EXERCISE AIM: Among the records below, find the lines containing "from" and state only how many there are.

GIVEN INFORMATION:

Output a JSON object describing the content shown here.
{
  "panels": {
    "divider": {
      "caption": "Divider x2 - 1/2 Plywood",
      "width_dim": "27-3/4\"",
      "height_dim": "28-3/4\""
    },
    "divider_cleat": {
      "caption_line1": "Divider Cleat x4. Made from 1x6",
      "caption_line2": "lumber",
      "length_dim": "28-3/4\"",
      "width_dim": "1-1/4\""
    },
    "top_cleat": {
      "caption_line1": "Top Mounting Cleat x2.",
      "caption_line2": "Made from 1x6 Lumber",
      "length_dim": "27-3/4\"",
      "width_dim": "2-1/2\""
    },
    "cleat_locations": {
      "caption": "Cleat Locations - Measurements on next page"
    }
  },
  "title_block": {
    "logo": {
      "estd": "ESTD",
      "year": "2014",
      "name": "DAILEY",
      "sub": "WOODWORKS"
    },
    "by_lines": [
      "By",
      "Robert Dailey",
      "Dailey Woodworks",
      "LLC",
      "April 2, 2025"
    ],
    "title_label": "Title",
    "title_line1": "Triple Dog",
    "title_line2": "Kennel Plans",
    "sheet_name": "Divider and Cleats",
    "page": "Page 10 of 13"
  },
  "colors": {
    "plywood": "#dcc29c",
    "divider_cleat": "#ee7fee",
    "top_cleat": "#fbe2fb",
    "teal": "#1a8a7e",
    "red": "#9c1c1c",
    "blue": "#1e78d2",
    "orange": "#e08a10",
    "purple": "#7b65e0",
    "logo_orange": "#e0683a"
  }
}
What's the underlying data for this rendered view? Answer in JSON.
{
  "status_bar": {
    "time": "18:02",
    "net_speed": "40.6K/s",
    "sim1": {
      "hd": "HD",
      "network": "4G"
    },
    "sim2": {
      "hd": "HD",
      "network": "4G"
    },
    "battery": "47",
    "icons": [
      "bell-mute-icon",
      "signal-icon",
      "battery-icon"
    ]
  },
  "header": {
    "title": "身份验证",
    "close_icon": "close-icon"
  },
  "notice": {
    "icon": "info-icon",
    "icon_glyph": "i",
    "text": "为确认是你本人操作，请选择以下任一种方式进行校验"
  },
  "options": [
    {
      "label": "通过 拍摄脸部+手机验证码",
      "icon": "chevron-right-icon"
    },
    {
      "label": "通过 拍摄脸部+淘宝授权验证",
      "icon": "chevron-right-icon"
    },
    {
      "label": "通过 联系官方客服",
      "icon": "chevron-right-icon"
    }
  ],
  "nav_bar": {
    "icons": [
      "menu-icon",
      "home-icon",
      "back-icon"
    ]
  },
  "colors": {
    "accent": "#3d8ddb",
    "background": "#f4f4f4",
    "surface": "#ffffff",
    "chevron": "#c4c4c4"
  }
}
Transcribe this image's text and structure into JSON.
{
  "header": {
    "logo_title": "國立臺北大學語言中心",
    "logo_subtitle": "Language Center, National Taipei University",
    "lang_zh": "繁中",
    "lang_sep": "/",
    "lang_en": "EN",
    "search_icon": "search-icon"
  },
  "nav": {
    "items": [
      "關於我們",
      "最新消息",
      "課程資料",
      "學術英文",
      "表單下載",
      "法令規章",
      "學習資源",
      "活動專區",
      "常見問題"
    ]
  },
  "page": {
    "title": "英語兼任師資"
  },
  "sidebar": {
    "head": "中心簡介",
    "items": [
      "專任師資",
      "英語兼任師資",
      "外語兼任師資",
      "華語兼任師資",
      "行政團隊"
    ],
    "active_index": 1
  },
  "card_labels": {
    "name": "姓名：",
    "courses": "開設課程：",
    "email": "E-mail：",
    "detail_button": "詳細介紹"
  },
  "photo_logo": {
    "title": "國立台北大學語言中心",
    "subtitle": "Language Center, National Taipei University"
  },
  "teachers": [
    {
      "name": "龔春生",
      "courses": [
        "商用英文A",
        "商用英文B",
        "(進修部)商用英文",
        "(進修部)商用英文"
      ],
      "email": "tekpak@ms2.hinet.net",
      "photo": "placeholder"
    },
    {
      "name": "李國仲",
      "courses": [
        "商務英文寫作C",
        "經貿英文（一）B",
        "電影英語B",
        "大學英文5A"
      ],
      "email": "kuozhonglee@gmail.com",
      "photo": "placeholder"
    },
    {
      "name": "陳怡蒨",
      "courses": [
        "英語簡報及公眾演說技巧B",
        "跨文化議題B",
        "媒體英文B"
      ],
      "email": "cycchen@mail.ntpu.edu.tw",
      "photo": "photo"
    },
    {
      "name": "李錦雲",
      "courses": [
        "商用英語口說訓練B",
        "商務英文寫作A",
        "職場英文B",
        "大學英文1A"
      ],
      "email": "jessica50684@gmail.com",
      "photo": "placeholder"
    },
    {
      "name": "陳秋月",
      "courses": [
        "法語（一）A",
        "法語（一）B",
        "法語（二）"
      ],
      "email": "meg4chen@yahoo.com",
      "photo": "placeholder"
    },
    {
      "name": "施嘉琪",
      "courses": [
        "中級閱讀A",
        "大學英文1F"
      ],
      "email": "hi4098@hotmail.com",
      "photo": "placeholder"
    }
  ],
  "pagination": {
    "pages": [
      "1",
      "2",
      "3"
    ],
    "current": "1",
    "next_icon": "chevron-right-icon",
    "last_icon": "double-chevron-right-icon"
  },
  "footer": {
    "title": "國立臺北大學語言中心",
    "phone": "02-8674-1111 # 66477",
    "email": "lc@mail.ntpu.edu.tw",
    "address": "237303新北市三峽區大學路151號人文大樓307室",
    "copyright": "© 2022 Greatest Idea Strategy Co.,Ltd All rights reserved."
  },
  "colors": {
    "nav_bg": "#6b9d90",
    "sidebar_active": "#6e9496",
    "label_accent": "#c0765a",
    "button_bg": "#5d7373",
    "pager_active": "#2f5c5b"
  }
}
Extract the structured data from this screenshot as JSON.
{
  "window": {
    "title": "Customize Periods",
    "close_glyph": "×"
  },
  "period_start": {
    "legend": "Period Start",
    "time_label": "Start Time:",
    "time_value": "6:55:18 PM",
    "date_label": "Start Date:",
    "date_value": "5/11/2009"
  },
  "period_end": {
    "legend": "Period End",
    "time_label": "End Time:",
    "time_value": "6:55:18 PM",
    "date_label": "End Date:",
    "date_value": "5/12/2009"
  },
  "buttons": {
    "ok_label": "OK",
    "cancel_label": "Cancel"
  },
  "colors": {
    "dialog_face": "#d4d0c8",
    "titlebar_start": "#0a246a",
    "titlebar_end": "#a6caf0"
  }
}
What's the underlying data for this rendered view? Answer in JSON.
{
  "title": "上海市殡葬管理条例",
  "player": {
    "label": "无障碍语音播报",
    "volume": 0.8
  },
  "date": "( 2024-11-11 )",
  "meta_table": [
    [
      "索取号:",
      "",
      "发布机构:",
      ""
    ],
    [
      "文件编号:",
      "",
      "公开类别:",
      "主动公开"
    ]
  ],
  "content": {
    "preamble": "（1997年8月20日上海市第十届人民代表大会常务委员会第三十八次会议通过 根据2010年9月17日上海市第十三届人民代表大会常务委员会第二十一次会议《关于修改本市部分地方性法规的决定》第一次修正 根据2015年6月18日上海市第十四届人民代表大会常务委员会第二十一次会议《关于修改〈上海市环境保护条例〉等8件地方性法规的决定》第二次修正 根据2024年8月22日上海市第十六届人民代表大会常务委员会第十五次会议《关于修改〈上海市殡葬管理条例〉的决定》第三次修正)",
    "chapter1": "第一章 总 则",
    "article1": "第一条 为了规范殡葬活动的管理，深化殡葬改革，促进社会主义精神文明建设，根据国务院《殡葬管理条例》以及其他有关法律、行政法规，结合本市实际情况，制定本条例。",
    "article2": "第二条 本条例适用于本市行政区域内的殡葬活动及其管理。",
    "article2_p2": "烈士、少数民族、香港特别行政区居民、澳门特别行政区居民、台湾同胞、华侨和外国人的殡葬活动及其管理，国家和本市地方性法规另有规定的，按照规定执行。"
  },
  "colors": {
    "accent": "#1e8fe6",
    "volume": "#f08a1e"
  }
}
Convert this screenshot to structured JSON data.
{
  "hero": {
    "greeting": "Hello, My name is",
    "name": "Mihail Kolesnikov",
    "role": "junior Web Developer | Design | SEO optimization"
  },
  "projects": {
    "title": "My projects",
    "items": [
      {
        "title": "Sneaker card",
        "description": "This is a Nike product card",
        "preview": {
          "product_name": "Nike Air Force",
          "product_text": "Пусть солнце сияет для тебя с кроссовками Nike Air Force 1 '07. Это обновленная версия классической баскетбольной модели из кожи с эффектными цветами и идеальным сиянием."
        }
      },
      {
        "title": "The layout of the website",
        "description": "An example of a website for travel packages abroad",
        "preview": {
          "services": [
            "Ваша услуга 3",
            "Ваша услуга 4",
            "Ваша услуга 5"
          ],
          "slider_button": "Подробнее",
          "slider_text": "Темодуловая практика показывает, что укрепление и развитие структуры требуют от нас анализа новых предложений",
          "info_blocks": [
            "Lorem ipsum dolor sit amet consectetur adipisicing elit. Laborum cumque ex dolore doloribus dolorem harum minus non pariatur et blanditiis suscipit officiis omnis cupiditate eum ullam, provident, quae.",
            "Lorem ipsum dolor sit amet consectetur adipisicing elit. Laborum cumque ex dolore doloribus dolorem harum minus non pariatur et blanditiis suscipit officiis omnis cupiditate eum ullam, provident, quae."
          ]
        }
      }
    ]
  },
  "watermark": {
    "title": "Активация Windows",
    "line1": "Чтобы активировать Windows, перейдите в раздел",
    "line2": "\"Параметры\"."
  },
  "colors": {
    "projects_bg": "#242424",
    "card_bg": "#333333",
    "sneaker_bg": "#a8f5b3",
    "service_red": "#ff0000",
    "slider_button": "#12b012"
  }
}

SOLUTION: 3